(Interface dataset entries)
----------------------------------------

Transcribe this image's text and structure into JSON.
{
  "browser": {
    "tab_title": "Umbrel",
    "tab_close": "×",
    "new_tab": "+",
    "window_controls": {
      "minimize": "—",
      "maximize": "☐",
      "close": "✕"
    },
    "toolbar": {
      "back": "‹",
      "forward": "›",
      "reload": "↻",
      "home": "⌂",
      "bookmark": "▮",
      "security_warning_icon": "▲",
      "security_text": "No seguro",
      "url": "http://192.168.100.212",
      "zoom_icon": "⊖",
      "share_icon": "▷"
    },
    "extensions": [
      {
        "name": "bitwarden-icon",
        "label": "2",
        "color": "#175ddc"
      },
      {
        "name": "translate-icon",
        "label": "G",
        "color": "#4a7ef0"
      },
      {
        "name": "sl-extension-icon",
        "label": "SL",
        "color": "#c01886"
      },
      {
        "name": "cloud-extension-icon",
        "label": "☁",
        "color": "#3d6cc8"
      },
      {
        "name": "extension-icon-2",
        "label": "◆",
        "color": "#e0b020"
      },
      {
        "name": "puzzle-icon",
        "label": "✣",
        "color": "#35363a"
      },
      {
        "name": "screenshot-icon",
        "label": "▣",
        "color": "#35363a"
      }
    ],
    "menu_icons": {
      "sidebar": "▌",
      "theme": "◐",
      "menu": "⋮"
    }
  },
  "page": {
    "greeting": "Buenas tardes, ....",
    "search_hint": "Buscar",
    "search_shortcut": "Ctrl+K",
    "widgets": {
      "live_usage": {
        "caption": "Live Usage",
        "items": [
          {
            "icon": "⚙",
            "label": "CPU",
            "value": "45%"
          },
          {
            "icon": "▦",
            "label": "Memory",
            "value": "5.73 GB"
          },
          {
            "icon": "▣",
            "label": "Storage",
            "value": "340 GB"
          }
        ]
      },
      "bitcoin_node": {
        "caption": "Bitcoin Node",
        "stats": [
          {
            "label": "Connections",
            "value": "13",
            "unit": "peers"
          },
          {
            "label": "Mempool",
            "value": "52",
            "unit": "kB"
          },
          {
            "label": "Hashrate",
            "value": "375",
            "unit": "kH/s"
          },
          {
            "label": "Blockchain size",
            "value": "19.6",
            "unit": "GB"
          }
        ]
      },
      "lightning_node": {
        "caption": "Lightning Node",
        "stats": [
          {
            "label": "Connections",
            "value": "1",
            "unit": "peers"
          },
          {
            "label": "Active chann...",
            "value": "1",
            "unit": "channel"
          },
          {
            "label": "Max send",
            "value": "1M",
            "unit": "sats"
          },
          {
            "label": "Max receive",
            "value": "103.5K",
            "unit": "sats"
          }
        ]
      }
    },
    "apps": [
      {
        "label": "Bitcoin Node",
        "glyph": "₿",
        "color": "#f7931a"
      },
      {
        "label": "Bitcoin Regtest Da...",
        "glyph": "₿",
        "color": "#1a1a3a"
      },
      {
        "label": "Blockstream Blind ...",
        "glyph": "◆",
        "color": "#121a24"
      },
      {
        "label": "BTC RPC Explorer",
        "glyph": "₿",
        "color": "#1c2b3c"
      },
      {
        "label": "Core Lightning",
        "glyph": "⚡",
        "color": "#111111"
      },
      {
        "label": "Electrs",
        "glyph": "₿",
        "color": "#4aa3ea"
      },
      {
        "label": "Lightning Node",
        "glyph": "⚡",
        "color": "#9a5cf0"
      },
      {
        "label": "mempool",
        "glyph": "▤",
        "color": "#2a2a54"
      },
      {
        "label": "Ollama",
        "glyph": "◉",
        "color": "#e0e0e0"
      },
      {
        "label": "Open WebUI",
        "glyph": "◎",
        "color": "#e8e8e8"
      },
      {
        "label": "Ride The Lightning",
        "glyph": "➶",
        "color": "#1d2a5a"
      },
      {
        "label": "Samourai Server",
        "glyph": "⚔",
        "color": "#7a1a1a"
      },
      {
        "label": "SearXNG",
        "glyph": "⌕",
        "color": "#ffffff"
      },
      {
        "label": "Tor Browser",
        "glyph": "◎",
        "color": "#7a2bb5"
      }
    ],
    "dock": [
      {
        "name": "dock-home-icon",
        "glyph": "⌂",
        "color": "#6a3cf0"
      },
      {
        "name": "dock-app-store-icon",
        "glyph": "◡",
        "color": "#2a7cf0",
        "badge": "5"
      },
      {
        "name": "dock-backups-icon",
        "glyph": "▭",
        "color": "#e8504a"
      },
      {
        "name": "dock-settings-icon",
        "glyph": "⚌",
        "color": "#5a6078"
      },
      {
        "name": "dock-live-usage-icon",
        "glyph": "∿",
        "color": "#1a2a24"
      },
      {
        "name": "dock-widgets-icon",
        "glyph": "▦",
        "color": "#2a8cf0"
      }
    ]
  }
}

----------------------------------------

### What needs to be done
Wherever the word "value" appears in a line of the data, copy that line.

### Answer for the task
            "value": "45%"
            "value": "5.73 GB"
            "value": "340 GB"
            "value": "13",
            "value": "52",
            "value": "375",
            "value": "19.6",
            "value": "1",
            "value": "1",
            "value": "1M",
            "value": "103.5K",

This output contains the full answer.